If you intended or currently participate in your employer-sponsored 401(k) account, continue to do so. Do not bail out in the market. Although the market may seem risky, simply not investing and keeping money aside is also risky and is almost a guaranteed way to lose purchasing power due to the rising cost of living. with today’s record inflation.
Money left out of the market, even in volatile times, doesn’t work for you. Although money held in cash is not subject to potential market declines, it will also miss opportunities for gains when the market recovers. Trying to time exactly when the market will rebound is a doomed method.
Yet people are increasingly saying they keep cash on hand. In the latest Allianz study, 65% of respondents said they keep more money than they should out of the market due to fears of loss. That’s up from 57% in 2021 and 54% in the fourth quarter of 2020. I’ve often heard that the market is the only place no one wants to buy when prices are low – only when they are high – and this mentality can hamper your chances of having a comfortable financial future.
At the same time, it’s important to remember to put money aside for an emergency or bad weather fund. A substantial emergency fund will provide a crucial cushion for unexpected expenses, job loss or other costs. A good goal is to have six months of cash saved expenses.
Protect assets from market risks
Risk mitigation is part of a sound financial strategy. If you’re like most people, you’re looking to hedge your bets and protect yourself from market risk. The majority of survey respondents (60%) said they thought it was important to have some loss-proof retirement savings.
Nothing is certain, but there are ways to reduce your exposure to risk. This is especially important as you prepare for and enter retreat. Now might be a good time to add a guaranteed source of lifetime income like an annuity to your portfolio. If you’re more concerned with helping to reduce risk, there are investments such as buffered exchange-traded funds (ETFs), fixed indexed annuities (FIAs), and registered indexed annuities (RIAs) that offer some risk mitigation. losses while providing potential growth.

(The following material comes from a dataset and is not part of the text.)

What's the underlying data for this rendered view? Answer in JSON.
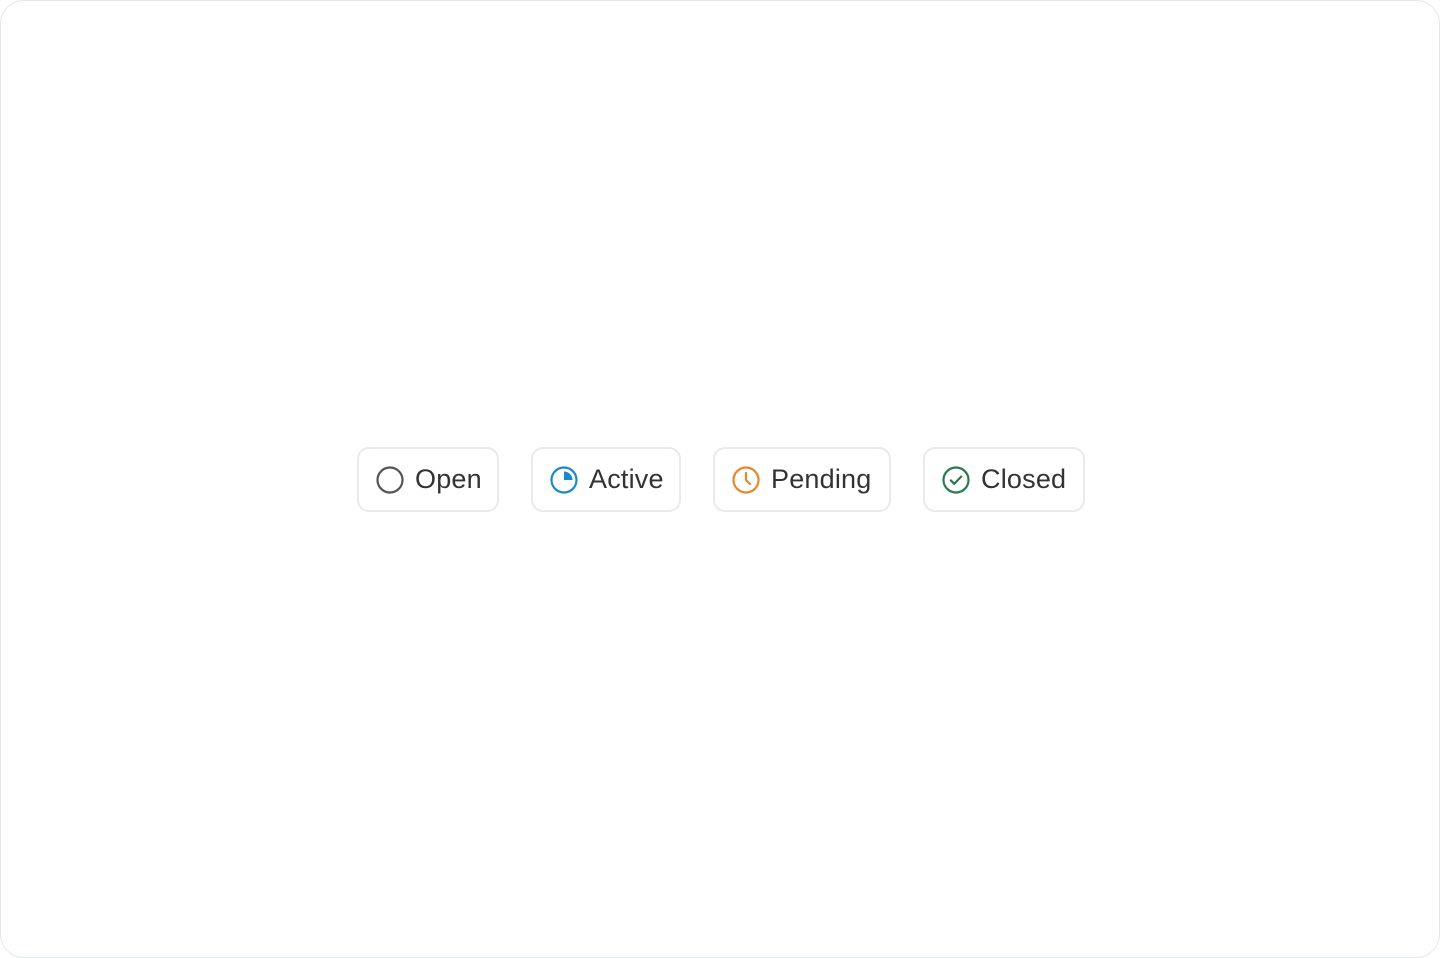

Your retirement strategy is long-term
Keep in mind the big picture and the long term vision. It’s not about timing the market, it’s time in the market. Your retirement investment account balances may be lower than they were earlier this year. But, you haven’t actually lost any money. You only recognize the loss if you sell and collect.
Historically, the market has always rebounded, and while past performance is no guarantee of future performance, it can provide some context for future actions. If you continue to invest now, you can enter the market at a lower initial investment and potentially enjoy gains when the market improves.

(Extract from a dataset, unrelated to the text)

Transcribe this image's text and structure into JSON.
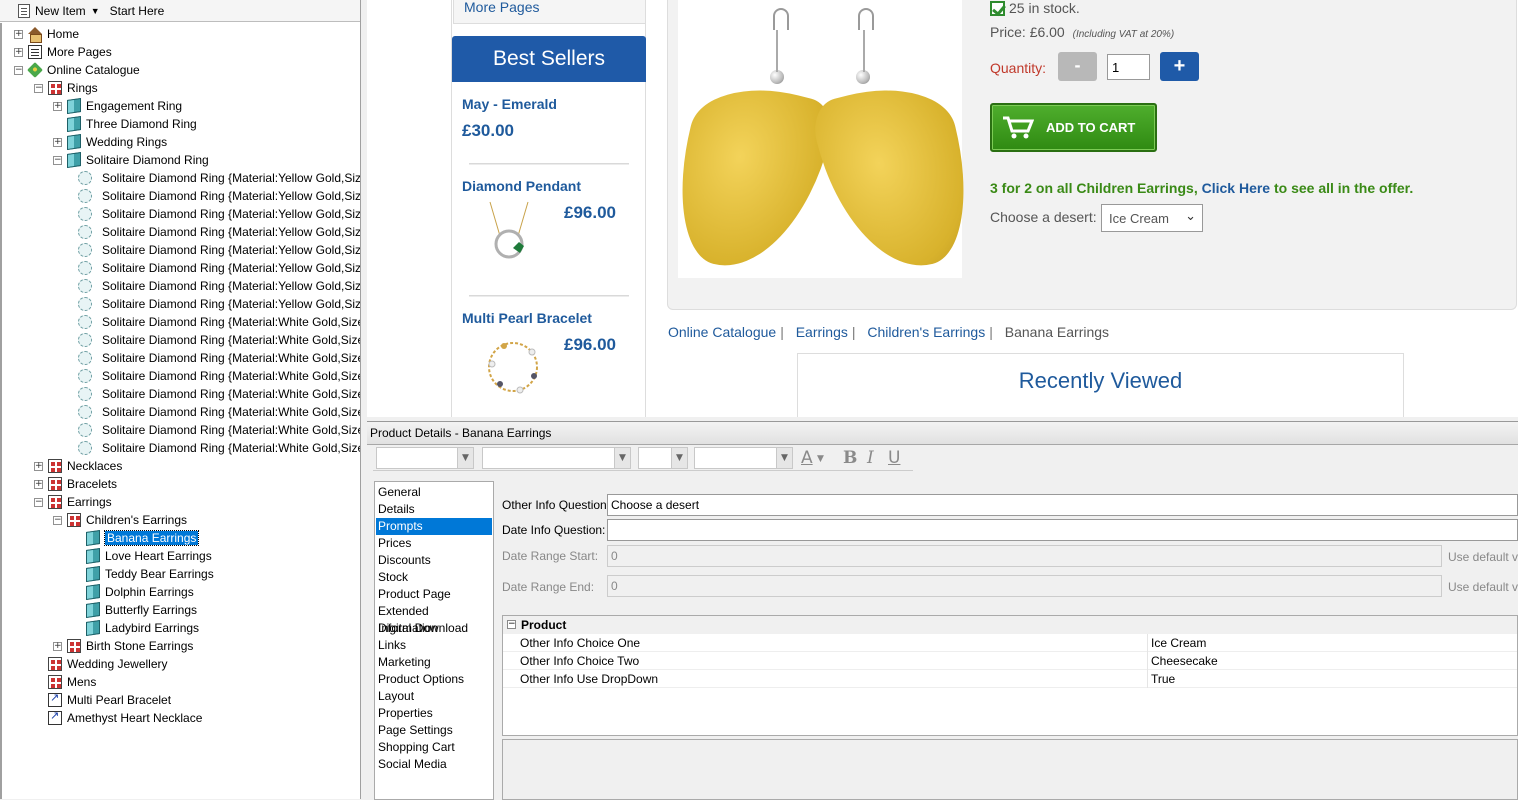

Talk to a finance professional
I can’t stress this enough – so I’m going to repeat myself. If you are considering changing your financial strategy, consult a financial professional first. Advice from a financial professional can help you avoid making ill-informed and ill-informed adjustments to your portfolio that could jeopardize your retirement security.
*Allianz Life conducted an online survey, the Q2 2022 Quarterly Market Perceptions Study in June 2022 with a nationally representative sample of 1,004 respondents aged 18 and over.
Allianz Life Insurance Company of North America does not provide financial planning services.
Coverage is backed by the financial strength and claims-paying ability of Allianz Life Insurance Company of North America (Allianz). The variable annuity guarantees do not apply to the performance of the variable sub-accounts, which will fluctuate according to market conditions.
Products are issued by Allianz Life Insurance Company of North America (Allianz) and distributed by its subsidiary, Allianz Life Financial Services, LLC, Member FINRA, 5701 Golden Hills Drive, Minneapolis, MN 55416-1297. 800.542.5427
Vice President, Advanced Markets, Allianz Life
Kelly LaVigne is Vice President of Advanced Markets for Allianz Life Insurance Co., where he is responsible for developing programs that help financial professionals serve clients with retirement, estate planning and tax strategies.